Arginine has been shown to enhance wound healing and T-cell-mediated immune function in rodents. In this study the effect of oral arginine supplementation on human collagen synthesis and T-cell function was studied in 36 healthy, nonsmoking human volunteers. While volunteers were under local anesthesia, a 5 cm segment of expanded polytetrafluoroethylene(More)
Wound healing is a complex process involving different biologic and immunologic systems. Despite improvements in diagnostics and therapy, wound failures remain a clinical problem. The approach to a nonhealed wound is an interdisciplinary challenge that should not be underestimated. Better understanding of the complex wound-healing cascade helps our approach(More)
Recently there has been much interest in the use of arginine to stimulate immune responses and to promote wound healing. In the present study, the effect of an oral supplementation with arginine on the metabolism of 45 healthy, nonsmoking, elderly volunteers was investigated. Subjects were divided into two groups that received either arginine aspartate (17(More)

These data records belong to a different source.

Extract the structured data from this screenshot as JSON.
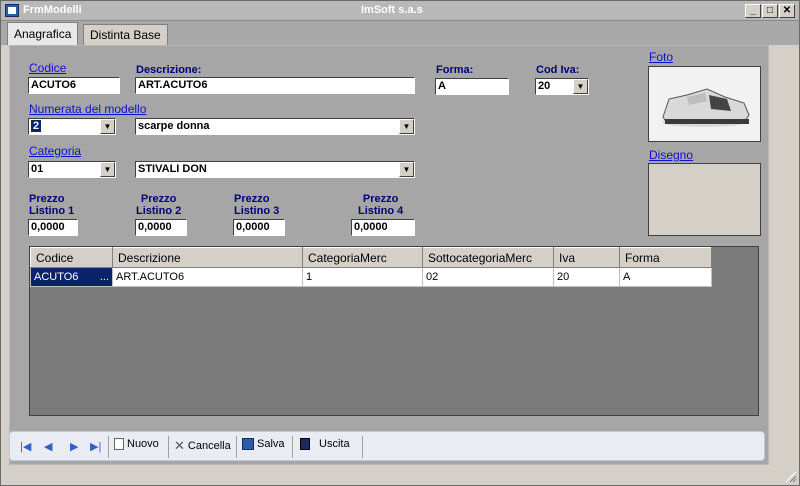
{
  "window": {
    "title_left": "FrmModelli",
    "title_center": "ImSoft s.a.s",
    "min": "_",
    "max": "□",
    "close": "✕"
  },
  "tabs": [
    {
      "label": "Anagrafica"
    },
    {
      "label": "Distinta Base"
    }
  ],
  "form": {
    "codice_label": "Codice",
    "codice_value": "ACUTO6",
    "descrizione_label": "Descrizione:",
    "descrizione_value": "ART.ACUTO6",
    "forma_label": "Forma:",
    "forma_value": "A",
    "codiva_label": "Cod Iva:",
    "codiva_value": "20",
    "foto_label": "Foto",
    "disegno_label": "Disegno",
    "numerata_label": "Numerata del modello",
    "numerata_value": "2",
    "numerata_desc": "scarpe donna",
    "categoria_label": "Categoria",
    "categoria_value": "01",
    "categoria_desc": "STIVALI DON",
    "prezzo1_label1": "Prezzo",
    "prezzo1_label2": "Listino 1",
    "prezzo1_value": "0,0000",
    "prezzo2_label1": "Prezzo",
    "prezzo2_label2": "Listino 2",
    "prezzo2_value": "0,0000",
    "prezzo3_label1": "Prezzo",
    "prezzo3_label2": "Listino 3",
    "prezzo3_value": "0,0000",
    "prezzo4_label1": "Prezzo",
    "prezzo4_label2": "Listino 4",
    "prezzo4_value": "0,0000"
  },
  "grid": {
    "columns": [
      "Codice",
      "Descrizione",
      "CategoriaMerc",
      "SottocategoriaMerc",
      "Iva",
      "Forma"
    ],
    "rows": [
      [
        "ACUTO6",
        "ART.ACUTO6",
        "1",
        "02",
        "20",
        "A"
      ]
    ],
    "ellipsis": "..."
  },
  "toolbar": {
    "nuovo": "Nuovo",
    "cancella": "Cancella",
    "salva": "Salva",
    "uscita": "Uscita"
  },
  "colors": {
    "link": "#1010d0",
    "label": "#00007a",
    "selection": "#0a246a"
  }
}
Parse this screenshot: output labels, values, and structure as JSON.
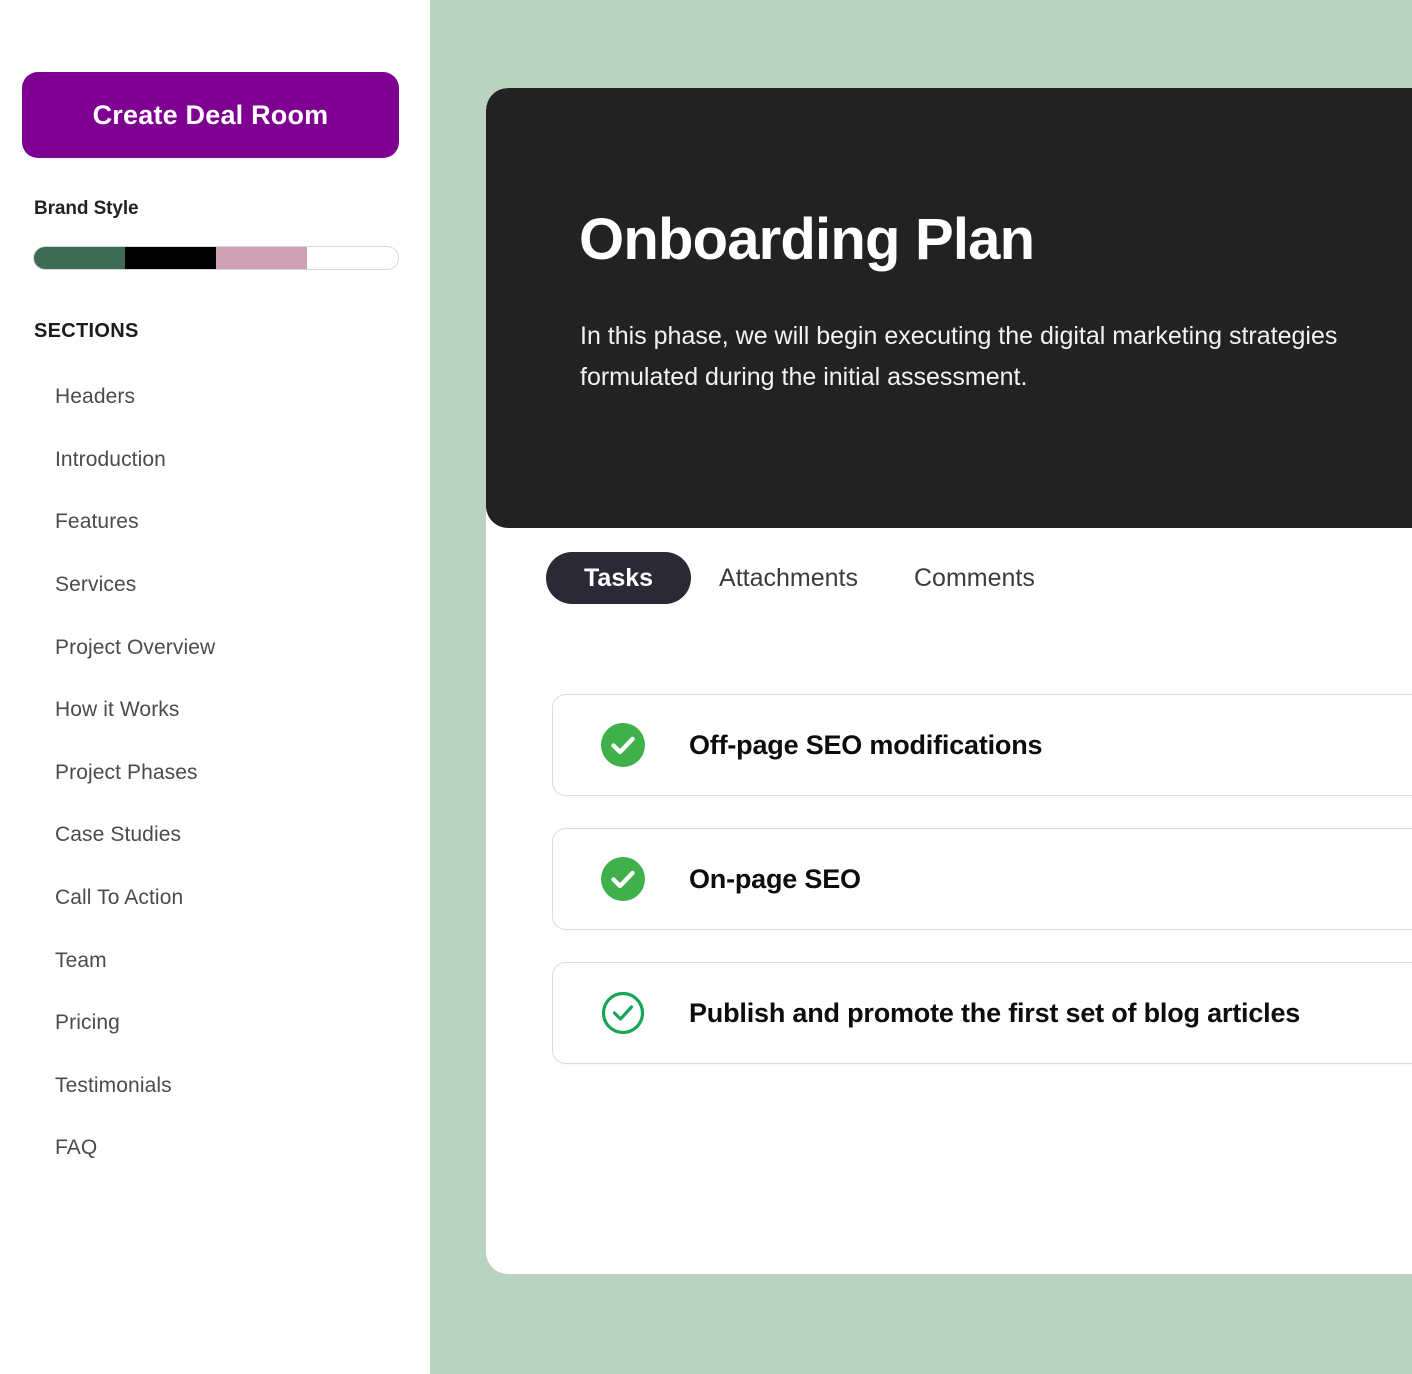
{
  "colors": {
    "page_background": "#bad3c1",
    "sidebar_background": "#ffffff",
    "primary_button": "#7d0091",
    "hero_background": "#222222",
    "active_tab": "#2c2937",
    "check_filled": "#40b04b",
    "check_outline": "#18a558"
  },
  "sidebar": {
    "create_button_label": "Create Deal Room",
    "brand_style_label": "Brand Style",
    "brand_swatches": [
      {
        "name": "brand-color-green",
        "hex": "#3d6b56"
      },
      {
        "name": "brand-color-black",
        "hex": "#000000"
      },
      {
        "name": "brand-color-pink",
        "hex": "#cda0b4"
      },
      {
        "name": "brand-color-white",
        "hex": "#ffffff"
      }
    ],
    "sections_title": "SECTIONS",
    "sections": [
      {
        "label": "Headers"
      },
      {
        "label": "Introduction"
      },
      {
        "label": "Features"
      },
      {
        "label": "Services"
      },
      {
        "label": "Project Overview"
      },
      {
        "label": "How it Works"
      },
      {
        "label": "Project Phases"
      },
      {
        "label": "Case Studies"
      },
      {
        "label": "Call To Action"
      },
      {
        "label": "Team"
      },
      {
        "label": "Pricing"
      },
      {
        "label": "Testimonials"
      },
      {
        "label": "FAQ"
      }
    ]
  },
  "main": {
    "hero": {
      "title": "Onboarding Plan",
      "description": "In this phase, we will begin executing the digital marketing strategies formulated during the initial assessment."
    },
    "tabs": [
      {
        "label": "Tasks",
        "active": true
      },
      {
        "label": "Attachments",
        "active": false
      },
      {
        "label": "Comments",
        "active": false
      }
    ],
    "tasks": [
      {
        "label": "Off-page SEO modifications",
        "icon": "check-circle-filled-icon",
        "state": "complete"
      },
      {
        "label": "On-page SEO",
        "icon": "check-circle-filled-icon",
        "state": "complete"
      },
      {
        "label": "Publish and promote the first set of blog articles",
        "icon": "check-circle-outline-icon",
        "state": "pending"
      }
    ]
  }
}
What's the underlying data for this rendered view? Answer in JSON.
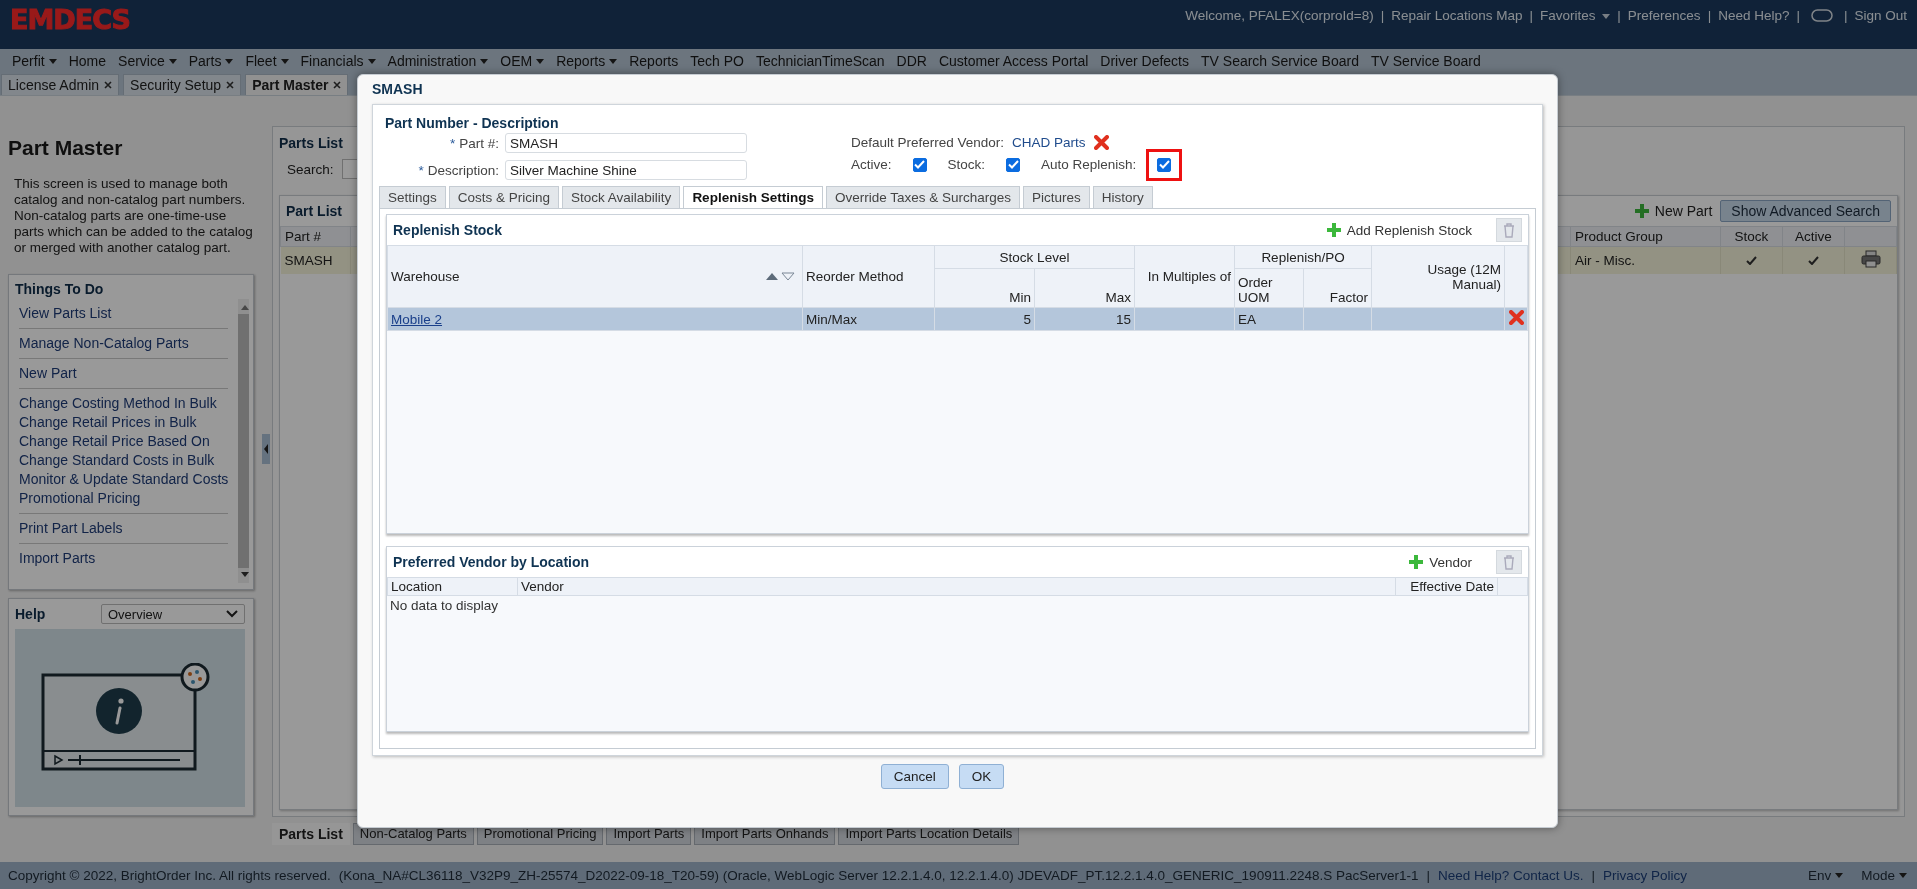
{
  "header": {
    "logo": "EMDECS",
    "links": [
      {
        "kind": "text",
        "label": "Welcome, PFALEX(corproId=8)"
      },
      {
        "kind": "separator",
        "label": "|"
      },
      {
        "kind": "link",
        "label": "Repair Locations Map"
      },
      {
        "kind": "separator",
        "label": "|"
      },
      {
        "kind": "menu",
        "label": "Favorites"
      },
      {
        "kind": "separator",
        "label": "|"
      },
      {
        "kind": "link",
        "label": "Preferences"
      },
      {
        "kind": "separator",
        "label": "|"
      },
      {
        "kind": "link",
        "label": "Need Help?"
      },
      {
        "kind": "separator",
        "label": "|"
      },
      {
        "kind": "icon"
      },
      {
        "kind": "separator",
        "label": "|"
      },
      {
        "kind": "link",
        "label": "Sign Out"
      }
    ]
  },
  "menu": [
    {
      "label": "Perfit",
      "dropdown": true
    },
    {
      "label": "Home",
      "dropdown": false
    },
    {
      "label": "Service",
      "dropdown": true
    },
    {
      "label": "Parts",
      "dropdown": true
    },
    {
      "label": "Fleet",
      "dropdown": true
    },
    {
      "label": "Financials",
      "dropdown": true
    },
    {
      "label": "Administration",
      "dropdown": true
    },
    {
      "label": "OEM",
      "dropdown": true
    },
    {
      "label": "Reports",
      "dropdown": true
    },
    {
      "label": "Reports",
      "dropdown": false
    },
    {
      "label": "Tech PO",
      "dropdown": false
    },
    {
      "label": "TechnicianTimeScan",
      "dropdown": false
    },
    {
      "label": "DDR",
      "dropdown": false
    },
    {
      "label": "Customer Access Portal",
      "dropdown": false
    },
    {
      "label": "Driver Defects",
      "dropdown": false
    },
    {
      "label": "TV Search Service Board",
      "dropdown": false
    },
    {
      "label": "TV Service Board",
      "dropdown": false
    }
  ],
  "page_tabs": [
    {
      "label": "License Admin",
      "selected": false
    },
    {
      "label": "Security Setup",
      "selected": false
    },
    {
      "label": "Part Master",
      "selected": true
    }
  ],
  "sidebar": {
    "title": "Part Master",
    "description": "This screen is used to manage both catalog and non-catalog part numbers. Non-catalog parts are one-time-use parts which can be added to the catalog or merged with another catalog part.",
    "things_to_do": {
      "title": "Things To Do",
      "groups": [
        [
          "View Parts List"
        ],
        [
          "Manage Non-Catalog Parts"
        ],
        [
          "New Part"
        ],
        [
          "Change Costing Method In Bulk",
          "Change Retail Prices in Bulk",
          "Change Retail Price Based On",
          "Change Standard Costs in Bulk",
          "Monitor & Update Standard Costs",
          "Promotional Pricing"
        ],
        [
          "Print Part Labels"
        ],
        [
          "Import Parts"
        ]
      ]
    },
    "help": {
      "title": "Help",
      "topic": "Overview"
    }
  },
  "parts_list": {
    "title": "Parts List",
    "search_label": "Search:",
    "part_list": {
      "title": "Part List",
      "new_part": "New Part",
      "advanced_search": "Show Advanced Search",
      "columns": [
        "Part #",
        "Product Group",
        "Stock",
        "Active"
      ],
      "rows": [
        {
          "part": "SMASH",
          "product_group": "Air - Misc.",
          "stock": true,
          "active": true
        }
      ]
    }
  },
  "bottom_tabs": [
    {
      "label": "Parts List",
      "selected": true
    },
    {
      "label": "Non-Catalog Parts",
      "selected": false
    },
    {
      "label": "Promotional Pricing",
      "selected": false
    },
    {
      "label": "Import Parts",
      "selected": false
    },
    {
      "label": "Import Parts Onhands",
      "selected": false
    },
    {
      "label": "Import Parts Location Details",
      "selected": false
    }
  ],
  "dialog": {
    "title": "SMASH",
    "section_title": "Part Number - Description",
    "fields": [
      {
        "marker": "*",
        "label": "Part #:",
        "value": "SMASH"
      },
      {
        "marker": "*",
        "label": "Description:",
        "value": "Silver Machine Shine"
      }
    ],
    "vendor_label": "Default Preferred Vendor:",
    "vendor": "CHAD Parts",
    "checkboxes": [
      {
        "label": "Active:",
        "checked": true,
        "highlighted": false
      },
      {
        "label": "Stock:",
        "checked": true,
        "highlighted": false
      },
      {
        "label": "Auto Replenish:",
        "checked": true,
        "highlighted": true
      }
    ],
    "tabs": [
      {
        "label": "Settings",
        "selected": false
      },
      {
        "label": "Costs & Pricing",
        "selected": false
      },
      {
        "label": "Stock Availability",
        "selected": false
      },
      {
        "label": "Replenish Settings",
        "selected": true
      },
      {
        "label": "Override Taxes & Surcharges",
        "selected": false
      },
      {
        "label": "Pictures",
        "selected": false
      },
      {
        "label": "History",
        "selected": false
      }
    ],
    "replenish": {
      "title": "Replenish Stock",
      "add_label": "Add Replenish Stock",
      "columns": [
        {
          "label": "Warehouse",
          "kind": "text",
          "sortable": true
        },
        {
          "label": "Reorder Method",
          "kind": "text",
          "sortable": false
        },
        {
          "label": "Stock Level",
          "colspan": 2,
          "children": [
            {
              "label": "Min",
              "kind": "number",
              "sortable": false
            },
            {
              "label": "Max",
              "kind": "number",
              "sortable": false
            }
          ]
        },
        {
          "label": "In Multiples of",
          "kind": "number",
          "sortable": false
        },
        {
          "label": "Replenish/PO",
          "colspan": 2,
          "children": [
            {
              "label": "Order UOM",
              "kind": "text",
              "sortable": false
            },
            {
              "label": "Factor",
              "kind": "number",
              "sortable": false
            }
          ]
        },
        {
          "label": "Usage (12M Manual)",
          "kind": "number",
          "sortable": false
        }
      ],
      "rows": [
        {
          "selected": true,
          "cells": [
            "Mobile 2",
            "Min/Max",
            "5",
            "15",
            null,
            "EA",
            null,
            null
          ]
        }
      ]
    },
    "vendors": {
      "title": "Preferred Vendor by Location",
      "add_label": "Vendor",
      "columns": [
        "Location",
        "Vendor",
        "Effective Date"
      ],
      "empty_text": "No data to display"
    },
    "buttons": [
      "Cancel",
      "OK"
    ]
  },
  "footer": {
    "copyright": "Copyright © 2022, BrightOrder Inc. All rights reserved.",
    "build": "(Kona_NA#CL36118_V32P9_ZH-25574_D2022-09-18_T20-59) (Oracle, WebLogic Server 12.2.1.4.0, 12.2.1.4.0) JDEVADF_PT.12.2.1.4.0_GENERIC_190911.2248.S PacServer1-1",
    "links": [
      {
        "kind": "separator",
        "label": "|"
      },
      {
        "kind": "link",
        "label": "Need Help? Contact Us."
      },
      {
        "kind": "separator",
        "label": "|"
      },
      {
        "kind": "link",
        "label": "Privacy Policy"
      }
    ],
    "menus": [
      "Env",
      "Mode"
    ]
  }
}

BACKGROUND Wound-derived fibroblasts (WFBs) are phenotypically different from normal dermal fibroblasts (NFBs). We have previously shown that the wound phenotype correlates with expression of the inducible isoform of nitric oxide synthase (iNOS) in fibroblasts. l-Arginine is the sole substrate for iNOS. Arginase is an alternative pathway of l-arginine(More)
Inducible nitric oxide synthase (iNOS) is expressed during cutaneous wound repair. Mounting evidence suggests that wound nitric oxide (NO) augments collagen accumulation. We hypothesized that in vivo transfection of wound cells with the iNOS gene would increase physiological wound NO levels and thus augment collagen accumulation. Polyvinyl alcohol sponges(More)
Nitric oxide (NO) synthesis occurs during wound healing, but its role has not been defined. To study the effect of NO on wound repair, S-methyl isothiouronium (MITU, a competitive inhibitor of NO synthase) was administered at a dose of 10, 50, and 100 mg/kg body weight/day, using intraperitoneally implanted miniosmotic pumps. Groups of 10 male Balb/C mice(More)